● **Page and application data records**
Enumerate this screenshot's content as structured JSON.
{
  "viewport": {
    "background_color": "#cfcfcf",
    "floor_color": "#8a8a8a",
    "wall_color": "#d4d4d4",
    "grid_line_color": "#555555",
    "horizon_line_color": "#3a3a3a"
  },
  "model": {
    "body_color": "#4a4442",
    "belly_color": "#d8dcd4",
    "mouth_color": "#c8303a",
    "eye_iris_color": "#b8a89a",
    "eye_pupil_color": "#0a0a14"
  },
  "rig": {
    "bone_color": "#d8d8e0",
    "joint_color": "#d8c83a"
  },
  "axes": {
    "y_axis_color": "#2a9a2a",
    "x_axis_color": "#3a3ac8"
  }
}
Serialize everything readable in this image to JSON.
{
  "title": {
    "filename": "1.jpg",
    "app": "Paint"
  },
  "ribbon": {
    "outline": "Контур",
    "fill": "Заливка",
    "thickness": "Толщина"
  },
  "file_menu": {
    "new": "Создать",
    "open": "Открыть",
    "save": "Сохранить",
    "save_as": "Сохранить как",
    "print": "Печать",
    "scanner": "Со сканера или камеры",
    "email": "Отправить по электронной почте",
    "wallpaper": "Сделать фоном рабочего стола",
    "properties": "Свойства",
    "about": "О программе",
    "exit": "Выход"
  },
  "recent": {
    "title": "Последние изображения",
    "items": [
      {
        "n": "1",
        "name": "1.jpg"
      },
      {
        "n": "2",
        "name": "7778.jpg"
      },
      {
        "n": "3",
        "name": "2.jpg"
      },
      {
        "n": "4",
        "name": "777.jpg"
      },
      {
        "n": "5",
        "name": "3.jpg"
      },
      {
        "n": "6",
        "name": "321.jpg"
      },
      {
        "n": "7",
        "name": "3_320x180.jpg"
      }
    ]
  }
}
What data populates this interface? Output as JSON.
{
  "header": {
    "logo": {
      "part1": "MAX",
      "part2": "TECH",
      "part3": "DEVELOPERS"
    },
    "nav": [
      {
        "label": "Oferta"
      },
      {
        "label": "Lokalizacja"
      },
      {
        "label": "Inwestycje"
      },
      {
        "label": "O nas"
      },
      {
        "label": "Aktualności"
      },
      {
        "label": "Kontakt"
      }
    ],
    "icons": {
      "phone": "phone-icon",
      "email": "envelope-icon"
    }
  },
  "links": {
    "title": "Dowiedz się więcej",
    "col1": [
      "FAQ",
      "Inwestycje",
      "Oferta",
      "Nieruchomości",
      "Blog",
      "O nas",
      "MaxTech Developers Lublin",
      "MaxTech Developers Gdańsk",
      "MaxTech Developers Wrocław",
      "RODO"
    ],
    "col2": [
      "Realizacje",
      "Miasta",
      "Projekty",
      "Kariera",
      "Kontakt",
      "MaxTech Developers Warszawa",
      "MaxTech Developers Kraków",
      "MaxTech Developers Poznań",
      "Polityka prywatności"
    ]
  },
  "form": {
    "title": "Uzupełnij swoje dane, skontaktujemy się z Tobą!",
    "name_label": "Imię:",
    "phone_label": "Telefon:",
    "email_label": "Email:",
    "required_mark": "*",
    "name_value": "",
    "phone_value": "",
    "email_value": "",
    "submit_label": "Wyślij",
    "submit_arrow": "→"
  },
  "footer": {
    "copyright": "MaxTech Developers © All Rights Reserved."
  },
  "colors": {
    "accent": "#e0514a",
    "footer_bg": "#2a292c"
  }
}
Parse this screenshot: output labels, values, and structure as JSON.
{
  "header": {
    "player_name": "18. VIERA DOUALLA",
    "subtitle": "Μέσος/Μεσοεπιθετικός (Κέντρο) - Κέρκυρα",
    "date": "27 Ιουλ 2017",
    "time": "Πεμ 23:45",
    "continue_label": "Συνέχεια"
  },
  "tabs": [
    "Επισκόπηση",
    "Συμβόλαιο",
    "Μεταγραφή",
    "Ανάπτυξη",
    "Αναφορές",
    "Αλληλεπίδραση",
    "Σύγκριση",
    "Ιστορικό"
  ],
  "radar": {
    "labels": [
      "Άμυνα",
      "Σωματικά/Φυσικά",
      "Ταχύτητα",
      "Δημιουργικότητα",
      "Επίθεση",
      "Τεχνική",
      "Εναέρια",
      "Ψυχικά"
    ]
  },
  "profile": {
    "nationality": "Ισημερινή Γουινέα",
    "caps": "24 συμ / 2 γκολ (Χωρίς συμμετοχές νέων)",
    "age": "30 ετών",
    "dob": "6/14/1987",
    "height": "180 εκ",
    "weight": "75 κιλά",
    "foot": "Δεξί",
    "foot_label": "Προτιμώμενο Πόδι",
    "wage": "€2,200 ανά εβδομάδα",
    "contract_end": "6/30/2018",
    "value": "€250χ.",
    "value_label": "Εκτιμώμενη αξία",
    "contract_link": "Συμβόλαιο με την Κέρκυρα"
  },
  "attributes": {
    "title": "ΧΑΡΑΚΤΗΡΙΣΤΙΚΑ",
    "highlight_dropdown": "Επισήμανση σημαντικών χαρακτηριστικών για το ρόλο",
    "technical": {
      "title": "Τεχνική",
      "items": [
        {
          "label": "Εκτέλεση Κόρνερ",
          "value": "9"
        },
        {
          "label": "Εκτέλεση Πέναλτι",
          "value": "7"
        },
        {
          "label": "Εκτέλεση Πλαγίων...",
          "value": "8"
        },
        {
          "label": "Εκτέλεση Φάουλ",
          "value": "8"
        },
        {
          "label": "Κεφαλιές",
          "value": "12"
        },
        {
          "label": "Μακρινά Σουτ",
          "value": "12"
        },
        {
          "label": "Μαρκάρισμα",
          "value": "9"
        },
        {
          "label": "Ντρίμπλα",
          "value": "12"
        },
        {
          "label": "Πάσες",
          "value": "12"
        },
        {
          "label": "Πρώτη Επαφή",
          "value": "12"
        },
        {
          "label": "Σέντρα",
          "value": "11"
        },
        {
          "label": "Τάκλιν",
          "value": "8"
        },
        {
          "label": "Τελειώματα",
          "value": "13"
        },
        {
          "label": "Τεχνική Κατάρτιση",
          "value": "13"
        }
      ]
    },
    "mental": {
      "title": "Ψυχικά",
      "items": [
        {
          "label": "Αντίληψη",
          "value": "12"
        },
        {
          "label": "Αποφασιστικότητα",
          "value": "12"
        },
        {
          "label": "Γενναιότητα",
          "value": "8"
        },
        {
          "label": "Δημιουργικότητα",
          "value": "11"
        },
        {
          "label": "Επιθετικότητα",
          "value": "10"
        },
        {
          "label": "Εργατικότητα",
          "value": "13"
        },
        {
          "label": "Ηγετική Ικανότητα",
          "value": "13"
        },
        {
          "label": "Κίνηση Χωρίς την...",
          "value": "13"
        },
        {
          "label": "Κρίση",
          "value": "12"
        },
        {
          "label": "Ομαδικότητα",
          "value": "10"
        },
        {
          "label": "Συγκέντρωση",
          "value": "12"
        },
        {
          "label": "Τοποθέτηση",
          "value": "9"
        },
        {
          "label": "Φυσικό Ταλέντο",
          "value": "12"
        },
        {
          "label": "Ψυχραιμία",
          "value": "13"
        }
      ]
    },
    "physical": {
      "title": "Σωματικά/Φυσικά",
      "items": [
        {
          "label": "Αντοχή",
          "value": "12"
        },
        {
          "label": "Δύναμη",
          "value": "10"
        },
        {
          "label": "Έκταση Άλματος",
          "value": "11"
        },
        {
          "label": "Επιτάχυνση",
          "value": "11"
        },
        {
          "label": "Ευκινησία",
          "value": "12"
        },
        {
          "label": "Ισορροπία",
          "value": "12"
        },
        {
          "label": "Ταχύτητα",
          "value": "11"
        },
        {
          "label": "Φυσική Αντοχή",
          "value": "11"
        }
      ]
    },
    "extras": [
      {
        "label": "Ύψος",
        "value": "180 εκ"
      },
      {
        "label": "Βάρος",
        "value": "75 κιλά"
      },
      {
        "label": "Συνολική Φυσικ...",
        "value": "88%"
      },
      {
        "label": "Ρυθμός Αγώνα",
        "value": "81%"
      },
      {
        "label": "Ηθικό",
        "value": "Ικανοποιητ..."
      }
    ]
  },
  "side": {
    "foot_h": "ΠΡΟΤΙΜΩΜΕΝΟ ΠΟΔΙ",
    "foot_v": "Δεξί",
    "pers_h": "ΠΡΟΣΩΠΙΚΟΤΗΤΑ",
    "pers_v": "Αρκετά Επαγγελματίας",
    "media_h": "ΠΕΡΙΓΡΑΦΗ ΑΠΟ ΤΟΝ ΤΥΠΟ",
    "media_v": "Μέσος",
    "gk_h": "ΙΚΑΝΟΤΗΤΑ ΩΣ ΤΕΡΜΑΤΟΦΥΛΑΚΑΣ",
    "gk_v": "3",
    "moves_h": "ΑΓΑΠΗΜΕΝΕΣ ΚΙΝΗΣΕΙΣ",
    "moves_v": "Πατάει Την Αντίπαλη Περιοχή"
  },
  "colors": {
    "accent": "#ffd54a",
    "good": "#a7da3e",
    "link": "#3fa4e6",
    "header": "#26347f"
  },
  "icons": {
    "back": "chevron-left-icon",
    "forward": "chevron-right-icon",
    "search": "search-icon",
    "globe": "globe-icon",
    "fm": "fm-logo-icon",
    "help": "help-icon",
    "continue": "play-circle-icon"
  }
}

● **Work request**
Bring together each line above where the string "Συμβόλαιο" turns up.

● **Response**
    "Συμβόλαιο",
    "contract_link": "Συμβόλαιο με την Κέρκυρα"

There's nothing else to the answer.